### Work required
Look through the entries for the string "true" and copy every line where it shows up.

### Records to use
^^^^^^^^

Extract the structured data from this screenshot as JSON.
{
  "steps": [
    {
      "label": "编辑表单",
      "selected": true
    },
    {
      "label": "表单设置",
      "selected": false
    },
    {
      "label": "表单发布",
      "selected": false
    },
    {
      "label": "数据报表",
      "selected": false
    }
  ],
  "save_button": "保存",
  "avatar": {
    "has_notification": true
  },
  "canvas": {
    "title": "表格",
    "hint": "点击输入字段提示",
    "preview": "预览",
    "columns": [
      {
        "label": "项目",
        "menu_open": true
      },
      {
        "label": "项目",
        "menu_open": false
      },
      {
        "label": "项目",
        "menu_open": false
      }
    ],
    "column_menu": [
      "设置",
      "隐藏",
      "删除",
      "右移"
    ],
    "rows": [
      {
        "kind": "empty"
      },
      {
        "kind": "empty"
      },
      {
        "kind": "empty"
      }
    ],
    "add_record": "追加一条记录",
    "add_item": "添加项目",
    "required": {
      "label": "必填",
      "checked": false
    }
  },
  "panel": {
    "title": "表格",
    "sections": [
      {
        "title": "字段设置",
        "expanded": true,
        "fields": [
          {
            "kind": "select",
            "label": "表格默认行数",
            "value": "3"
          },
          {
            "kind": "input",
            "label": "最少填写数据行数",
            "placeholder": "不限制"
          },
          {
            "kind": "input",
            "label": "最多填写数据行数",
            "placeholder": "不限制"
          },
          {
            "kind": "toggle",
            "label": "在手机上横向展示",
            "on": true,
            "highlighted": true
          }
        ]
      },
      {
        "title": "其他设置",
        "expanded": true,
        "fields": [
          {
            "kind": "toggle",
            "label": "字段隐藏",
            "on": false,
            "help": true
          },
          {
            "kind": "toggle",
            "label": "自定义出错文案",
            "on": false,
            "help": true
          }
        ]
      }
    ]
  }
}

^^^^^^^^

### Answer space
      "selected": true
    "has_notification": true
        "menu_open": true
        "expanded": true,
            "on": true,
            "highlighted": true
        "expanded": true,
            "help": true
            "help": true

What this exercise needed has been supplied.